Problem to solve> Drop the images. Copy every line below character for character.

Raw data>
--------------------------------

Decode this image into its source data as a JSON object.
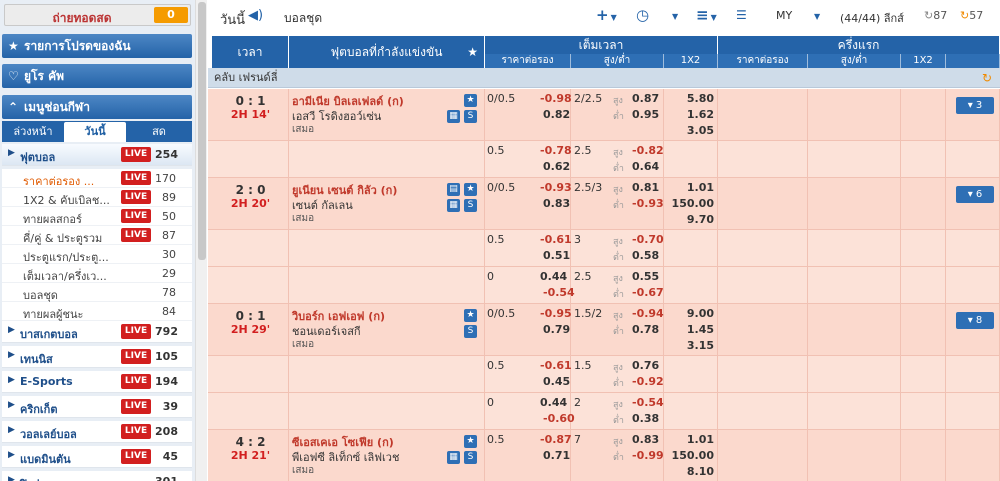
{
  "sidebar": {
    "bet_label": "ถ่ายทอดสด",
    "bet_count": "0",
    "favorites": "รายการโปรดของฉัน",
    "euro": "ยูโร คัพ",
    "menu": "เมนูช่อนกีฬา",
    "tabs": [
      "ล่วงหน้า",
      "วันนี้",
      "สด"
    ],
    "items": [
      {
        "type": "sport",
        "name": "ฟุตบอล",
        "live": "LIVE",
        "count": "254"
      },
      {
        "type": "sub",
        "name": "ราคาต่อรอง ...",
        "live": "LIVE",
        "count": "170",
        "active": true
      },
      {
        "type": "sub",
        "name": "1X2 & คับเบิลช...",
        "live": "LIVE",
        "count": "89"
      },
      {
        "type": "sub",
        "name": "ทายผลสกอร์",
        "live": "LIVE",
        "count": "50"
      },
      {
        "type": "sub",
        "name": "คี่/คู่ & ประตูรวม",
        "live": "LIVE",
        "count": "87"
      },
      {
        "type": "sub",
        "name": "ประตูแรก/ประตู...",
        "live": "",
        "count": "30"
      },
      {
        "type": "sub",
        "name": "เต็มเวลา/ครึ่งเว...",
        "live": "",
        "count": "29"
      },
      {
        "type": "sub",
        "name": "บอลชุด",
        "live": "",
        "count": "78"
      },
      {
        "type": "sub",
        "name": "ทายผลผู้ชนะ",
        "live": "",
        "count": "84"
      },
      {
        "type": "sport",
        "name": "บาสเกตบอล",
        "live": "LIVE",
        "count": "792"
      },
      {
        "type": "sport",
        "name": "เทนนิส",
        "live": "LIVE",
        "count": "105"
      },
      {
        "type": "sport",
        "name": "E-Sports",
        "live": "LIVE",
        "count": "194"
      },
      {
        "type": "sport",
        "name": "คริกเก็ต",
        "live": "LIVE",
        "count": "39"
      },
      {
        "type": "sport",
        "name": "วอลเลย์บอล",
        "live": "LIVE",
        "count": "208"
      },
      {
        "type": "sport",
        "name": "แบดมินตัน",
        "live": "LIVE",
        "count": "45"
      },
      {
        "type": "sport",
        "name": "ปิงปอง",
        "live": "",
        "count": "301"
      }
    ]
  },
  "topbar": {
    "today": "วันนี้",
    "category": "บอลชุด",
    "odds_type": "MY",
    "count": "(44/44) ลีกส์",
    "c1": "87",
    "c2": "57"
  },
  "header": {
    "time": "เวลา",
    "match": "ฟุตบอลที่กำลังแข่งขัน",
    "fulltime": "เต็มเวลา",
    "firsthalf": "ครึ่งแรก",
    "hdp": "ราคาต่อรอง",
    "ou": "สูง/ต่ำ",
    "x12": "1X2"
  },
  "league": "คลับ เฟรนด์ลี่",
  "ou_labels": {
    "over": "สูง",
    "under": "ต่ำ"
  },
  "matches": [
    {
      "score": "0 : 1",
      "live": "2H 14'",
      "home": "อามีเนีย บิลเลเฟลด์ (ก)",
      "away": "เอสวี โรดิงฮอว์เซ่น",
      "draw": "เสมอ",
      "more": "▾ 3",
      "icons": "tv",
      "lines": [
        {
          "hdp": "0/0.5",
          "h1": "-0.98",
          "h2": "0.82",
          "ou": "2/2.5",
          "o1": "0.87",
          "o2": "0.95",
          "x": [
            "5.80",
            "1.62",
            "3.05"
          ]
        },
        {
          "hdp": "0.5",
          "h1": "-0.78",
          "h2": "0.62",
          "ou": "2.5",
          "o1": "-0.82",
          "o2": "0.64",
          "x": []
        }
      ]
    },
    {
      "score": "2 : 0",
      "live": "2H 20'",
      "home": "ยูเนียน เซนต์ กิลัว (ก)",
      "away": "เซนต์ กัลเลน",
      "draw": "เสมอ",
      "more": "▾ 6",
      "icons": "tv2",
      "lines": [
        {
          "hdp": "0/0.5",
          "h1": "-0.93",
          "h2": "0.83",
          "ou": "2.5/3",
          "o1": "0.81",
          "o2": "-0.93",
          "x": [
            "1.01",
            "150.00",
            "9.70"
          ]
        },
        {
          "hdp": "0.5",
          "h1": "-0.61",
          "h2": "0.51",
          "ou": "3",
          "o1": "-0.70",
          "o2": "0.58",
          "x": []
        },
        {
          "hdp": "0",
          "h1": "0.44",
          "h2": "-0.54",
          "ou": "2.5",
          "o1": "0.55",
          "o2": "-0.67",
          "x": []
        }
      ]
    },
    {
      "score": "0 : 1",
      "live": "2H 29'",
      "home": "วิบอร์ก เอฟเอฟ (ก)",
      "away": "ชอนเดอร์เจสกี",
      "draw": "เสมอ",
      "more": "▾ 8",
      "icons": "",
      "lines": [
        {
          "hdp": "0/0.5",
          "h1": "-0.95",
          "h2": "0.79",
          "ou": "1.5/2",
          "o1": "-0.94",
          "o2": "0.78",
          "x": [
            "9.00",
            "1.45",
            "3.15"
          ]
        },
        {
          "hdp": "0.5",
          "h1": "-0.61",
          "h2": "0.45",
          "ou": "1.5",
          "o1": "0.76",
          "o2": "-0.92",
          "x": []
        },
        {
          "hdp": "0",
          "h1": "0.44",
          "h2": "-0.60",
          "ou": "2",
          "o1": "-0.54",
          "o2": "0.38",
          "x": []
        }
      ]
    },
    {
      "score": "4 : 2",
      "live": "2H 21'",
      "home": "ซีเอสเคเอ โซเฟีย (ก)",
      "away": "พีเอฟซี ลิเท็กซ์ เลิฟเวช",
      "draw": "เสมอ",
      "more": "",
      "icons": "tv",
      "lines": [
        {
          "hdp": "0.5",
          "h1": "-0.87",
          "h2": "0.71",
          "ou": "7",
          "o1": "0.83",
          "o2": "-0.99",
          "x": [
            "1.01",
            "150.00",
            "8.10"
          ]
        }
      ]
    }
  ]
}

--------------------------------

Answer below>
Decode this image into its source data as a JSON object.
{
  "sidebar": {
    "bet_label": "ถ่ายทอดสด",
    "bet_count": "0",
    "favorites": "รายการโปรดของฉัน",
    "euro": "ยูโร คัพ",
    "menu": "เมนูช่อนกีฬา",
    "tabs": [
      "ล่วงหน้า",
      "วันนี้",
      "สด"
    ],
    "items": [
      {
        "type": "sport",
        "name": "ฟุตบอล",
        "live": "LIVE",
        "count": "254"
      },
      {
        "type": "sub",
        "name": "ราคาต่อรอง ...",
        "live": "LIVE",
        "count": "170",
        "active": true
      },
      {
        "type": "sub",
        "name": "1X2 & คับเบิลช...",
        "live": "LIVE",
        "count": "89"
      },
      {
        "type": "sub",
        "name": "ทายผลสกอร์",
        "live": "LIVE",
        "count": "50"
      },
      {
        "type": "sub",
        "name": "คี่/คู่ & ประตูรวม",
        "live": "LIVE",
        "count": "87"
      },
      {
        "type": "sub",
        "name": "ประตูแรก/ประตู...",
        "live": "",
        "count": "30"
      },
      {
        "type": "sub",
        "name": "เต็มเวลา/ครึ่งเว...",
        "live": "",
        "count": "29"
      },
      {
        "type": "sub",
        "name": "บอลชุด",
        "live": "",
        "count": "78"
      },
      {
        "type": "sub",
        "name": "ทายผลผู้ชนะ",
        "live": "",
        "count": "84"
      },
      {
        "type": "sport",
        "name": "บาสเกตบอล",
        "live": "LIVE",
        "count": "792"
      },
      {
        "type": "sport",
        "name": "เทนนิส",
        "live": "LIVE",
        "count": "105"
      },
      {
        "type": "sport",
        "name": "E-Sports",
        "live": "LIVE",
        "count": "194"
      },
      {
        "type": "sport",
        "name": "คริกเก็ต",
        "live": "LIVE",
        "count": "39"
      },
      {
        "type": "sport",
        "name": "วอลเลย์บอล",
        "live": "LIVE",
        "count": "208"
      },
      {
        "type": "sport",
        "name": "แบดมินตัน",
        "live": "LIVE",
        "count": "45"
      },
      {
        "type": "sport",
        "name": "ปิงปอง",
        "live": "",
        "count": "301"
      }
    ]
  },
  "topbar": {
    "today": "วันนี้",
    "category": "บอลชุด",
    "odds_type": "MY",
    "count": "(44/44) ลีกส์",
    "c1": "87",
    "c2": "57"
  },
  "header": {
    "time": "เวลา",
    "match": "ฟุตบอลที่กำลังแข่งขัน",
    "fulltime": "เต็มเวลา",
    "firsthalf": "ครึ่งแรก",
    "hdp": "ราคาต่อรอง",
    "ou": "สูง/ต่ำ",
    "x12": "1X2"
  },
  "league": "คลับ เฟรนด์ลี่",
  "ou_labels": {
    "over": "สูง",
    "under": "ต่ำ"
  },
  "matches": [
    {
      "score": "0 : 1",
      "live": "2H 14'",
      "home": "อามีเนีย บิลเลเฟลด์ (ก)",
      "away": "เอสวี โรดิงฮอว์เซ่น",
      "draw": "เสมอ",
      "more": "▾ 3",
      "icons": "tv",
      "lines": [
        {
          "hdp": "0/0.5",
          "h1": "-0.98",
          "h2": "0.82",
          "ou": "2/2.5",
          "o1": "0.87",
          "o2": "0.95",
          "x": [
            "5.80",
            "1.62",
            "3.05"
          ]
        },
        {
          "hdp": "0.5",
          "h1": "-0.78",
          "h2": "0.62",
          "ou": "2.5",
          "o1": "-0.82",
          "o2": "0.64",
          "x": []
        }
      ]
    },
    {
      "score": "2 : 0",
      "live": "2H 20'",
      "home": "ยูเนียน เซนต์ กิลัว (ก)",
      "away": "เซนต์ กัลเลน",
      "draw": "เสมอ",
      "more": "▾ 6",
      "icons": "tv2",
      "lines": [
        {
          "hdp": "0/0.5",
          "h1": "-0.93",
          "h2": "0.83",
          "ou": "2.5/3",
          "o1": "0.81",
          "o2": "-0.93",
          "x": [
            "1.01",
            "150.00",
            "9.70"
          ]
        },
        {
          "hdp": "0.5",
          "h1": "-0.61",
          "h2": "0.51",
          "ou": "3",
          "o1": "-0.70",
          "o2": "0.58",
          "x": []
        },
        {
          "hdp": "0",
          "h1": "0.44",
          "h2": "-0.54",
          "ou": "2.5",
          "o1": "0.55",
          "o2": "-0.67",
          "x": []
        }
      ]
    },
    {
      "score": "0 : 1",
      "live": "2H 29'",
      "home": "วิบอร์ก เอฟเอฟ (ก)",
      "away": "ชอนเดอร์เจสกี",
      "draw": "เสมอ",
      "more": "▾ 8",
      "icons": "",
      "lines": [
        {
          "hdp": "0/0.5",
          "h1": "-0.95",
          "h2": "0.79",
          "ou": "1.5/2",
          "o1": "-0.94",
          "o2": "0.78",
          "x": [
            "9.00",
            "1.45",
            "3.15"
          ]
        },
        {
          "hdp": "0.5",
          "h1": "-0.61",
          "h2": "0.45",
          "ou": "1.5",
          "o1": "0.76",
          "o2": "-0.92",
          "x": []
        },
        {
          "hdp": "0",
          "h1": "0.44",
          "h2": "-0.60",
          "ou": "2",
          "o1": "-0.54",
          "o2": "0.38",
          "x": []
        }
      ]
    },
    {
      "score": "4 : 2",
      "live": "2H 21'",
      "home": "ซีเอสเคเอ โซเฟีย (ก)",
      "away": "พีเอฟซี ลิเท็กซ์ เลิฟเวช",
      "draw": "เสมอ",
      "more": "",
      "icons": "tv",
      "lines": [
        {
          "hdp": "0.5",
          "h1": "-0.87",
          "h2": "0.71",
          "ou": "7",
          "o1": "0.83",
          "o2": "-0.99",
          "x": [
            "1.01",
            "150.00",
            "8.10"
          ]
        }
      ]
    }
  ]
}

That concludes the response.